→ **PROBLEM TO WORK ON**: This exercise calls for every line of the listing below that contains the word "true".

------------

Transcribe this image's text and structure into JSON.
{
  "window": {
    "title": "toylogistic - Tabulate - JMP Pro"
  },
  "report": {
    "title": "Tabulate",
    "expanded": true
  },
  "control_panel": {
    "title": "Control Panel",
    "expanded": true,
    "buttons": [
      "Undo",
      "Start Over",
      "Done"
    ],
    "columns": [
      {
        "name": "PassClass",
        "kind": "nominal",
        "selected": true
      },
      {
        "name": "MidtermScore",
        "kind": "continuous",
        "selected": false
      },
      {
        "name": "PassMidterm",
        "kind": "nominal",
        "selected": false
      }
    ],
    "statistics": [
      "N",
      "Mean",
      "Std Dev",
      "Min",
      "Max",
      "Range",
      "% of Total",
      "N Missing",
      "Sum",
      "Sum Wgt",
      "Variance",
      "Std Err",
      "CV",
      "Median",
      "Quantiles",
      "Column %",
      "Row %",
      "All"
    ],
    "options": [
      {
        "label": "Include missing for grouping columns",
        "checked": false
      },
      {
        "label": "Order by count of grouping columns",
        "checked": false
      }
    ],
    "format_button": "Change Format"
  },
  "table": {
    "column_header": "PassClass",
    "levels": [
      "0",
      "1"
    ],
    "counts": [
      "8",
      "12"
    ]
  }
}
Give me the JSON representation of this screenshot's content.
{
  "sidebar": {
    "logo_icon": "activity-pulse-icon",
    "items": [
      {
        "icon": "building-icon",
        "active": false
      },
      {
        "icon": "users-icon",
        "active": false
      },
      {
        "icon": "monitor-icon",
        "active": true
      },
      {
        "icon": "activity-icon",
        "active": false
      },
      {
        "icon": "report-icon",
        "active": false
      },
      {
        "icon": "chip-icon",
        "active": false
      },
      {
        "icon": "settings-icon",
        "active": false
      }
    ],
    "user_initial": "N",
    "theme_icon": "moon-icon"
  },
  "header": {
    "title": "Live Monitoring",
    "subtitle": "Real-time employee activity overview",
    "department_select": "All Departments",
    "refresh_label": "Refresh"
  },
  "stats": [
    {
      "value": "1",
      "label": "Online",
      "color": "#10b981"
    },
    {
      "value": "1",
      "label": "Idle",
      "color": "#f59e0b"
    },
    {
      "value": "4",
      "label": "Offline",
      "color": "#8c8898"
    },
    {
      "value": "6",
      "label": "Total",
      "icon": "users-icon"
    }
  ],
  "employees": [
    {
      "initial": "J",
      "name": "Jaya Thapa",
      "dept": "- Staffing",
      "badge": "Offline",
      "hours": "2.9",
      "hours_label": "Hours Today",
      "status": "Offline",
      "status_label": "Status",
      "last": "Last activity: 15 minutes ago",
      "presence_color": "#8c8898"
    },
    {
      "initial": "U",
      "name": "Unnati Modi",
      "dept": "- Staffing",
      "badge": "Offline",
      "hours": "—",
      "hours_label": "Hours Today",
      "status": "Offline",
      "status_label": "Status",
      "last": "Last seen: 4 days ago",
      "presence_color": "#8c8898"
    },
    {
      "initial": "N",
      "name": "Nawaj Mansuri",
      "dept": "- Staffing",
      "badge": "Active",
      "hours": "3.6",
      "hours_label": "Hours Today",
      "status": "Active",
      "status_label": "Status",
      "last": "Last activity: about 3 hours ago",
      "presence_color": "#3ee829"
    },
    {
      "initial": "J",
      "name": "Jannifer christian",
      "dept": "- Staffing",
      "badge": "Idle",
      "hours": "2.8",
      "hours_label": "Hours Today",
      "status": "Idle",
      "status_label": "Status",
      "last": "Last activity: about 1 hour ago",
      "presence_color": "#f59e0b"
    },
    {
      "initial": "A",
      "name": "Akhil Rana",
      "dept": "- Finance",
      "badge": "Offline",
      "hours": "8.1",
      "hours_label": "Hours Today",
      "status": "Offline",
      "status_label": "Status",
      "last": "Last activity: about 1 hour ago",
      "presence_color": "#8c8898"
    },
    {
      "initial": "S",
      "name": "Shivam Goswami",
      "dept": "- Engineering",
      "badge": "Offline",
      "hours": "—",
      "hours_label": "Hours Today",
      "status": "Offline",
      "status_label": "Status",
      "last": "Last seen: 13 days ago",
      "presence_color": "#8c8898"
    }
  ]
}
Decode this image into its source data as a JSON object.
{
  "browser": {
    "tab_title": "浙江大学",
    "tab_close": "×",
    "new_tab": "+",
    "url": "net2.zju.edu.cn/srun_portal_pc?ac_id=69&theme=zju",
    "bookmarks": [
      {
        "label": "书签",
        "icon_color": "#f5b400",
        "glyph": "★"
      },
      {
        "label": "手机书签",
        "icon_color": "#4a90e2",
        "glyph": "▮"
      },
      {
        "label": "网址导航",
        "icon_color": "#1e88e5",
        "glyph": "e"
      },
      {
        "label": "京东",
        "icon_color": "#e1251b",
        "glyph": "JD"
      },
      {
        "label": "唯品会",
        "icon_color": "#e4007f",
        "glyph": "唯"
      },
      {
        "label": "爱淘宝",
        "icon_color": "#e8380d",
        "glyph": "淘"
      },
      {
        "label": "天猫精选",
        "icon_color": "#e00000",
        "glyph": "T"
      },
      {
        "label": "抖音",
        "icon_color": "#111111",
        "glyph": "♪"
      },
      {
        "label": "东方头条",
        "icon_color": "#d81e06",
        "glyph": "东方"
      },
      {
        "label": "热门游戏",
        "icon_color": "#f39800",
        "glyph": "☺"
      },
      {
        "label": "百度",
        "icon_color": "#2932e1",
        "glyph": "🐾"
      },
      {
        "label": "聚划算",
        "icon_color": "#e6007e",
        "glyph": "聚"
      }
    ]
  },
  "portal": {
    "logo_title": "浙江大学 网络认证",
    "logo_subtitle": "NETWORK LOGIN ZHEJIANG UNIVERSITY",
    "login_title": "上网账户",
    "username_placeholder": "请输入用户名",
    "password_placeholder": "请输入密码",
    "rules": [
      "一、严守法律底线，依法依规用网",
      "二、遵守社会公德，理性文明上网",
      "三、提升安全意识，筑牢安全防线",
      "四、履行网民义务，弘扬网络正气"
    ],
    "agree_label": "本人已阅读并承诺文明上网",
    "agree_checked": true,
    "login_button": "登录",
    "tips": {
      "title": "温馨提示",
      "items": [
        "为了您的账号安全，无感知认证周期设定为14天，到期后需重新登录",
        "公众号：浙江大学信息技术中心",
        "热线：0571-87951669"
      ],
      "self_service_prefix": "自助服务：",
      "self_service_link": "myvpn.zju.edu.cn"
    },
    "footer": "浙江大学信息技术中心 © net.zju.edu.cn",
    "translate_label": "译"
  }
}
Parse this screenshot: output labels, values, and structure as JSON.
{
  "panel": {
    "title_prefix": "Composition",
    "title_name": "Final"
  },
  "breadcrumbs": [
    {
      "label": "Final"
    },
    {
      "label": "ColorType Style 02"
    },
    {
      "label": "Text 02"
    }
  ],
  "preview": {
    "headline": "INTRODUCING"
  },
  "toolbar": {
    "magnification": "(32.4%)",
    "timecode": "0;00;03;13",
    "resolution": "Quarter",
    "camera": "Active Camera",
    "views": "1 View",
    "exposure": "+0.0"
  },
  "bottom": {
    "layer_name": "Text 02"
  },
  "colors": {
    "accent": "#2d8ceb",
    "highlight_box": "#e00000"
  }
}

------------

→ **TASK RESPONSE**:
    "expanded": true
    "expanded": true,
        "selected": true
        "active": true
    "agree_checked": true,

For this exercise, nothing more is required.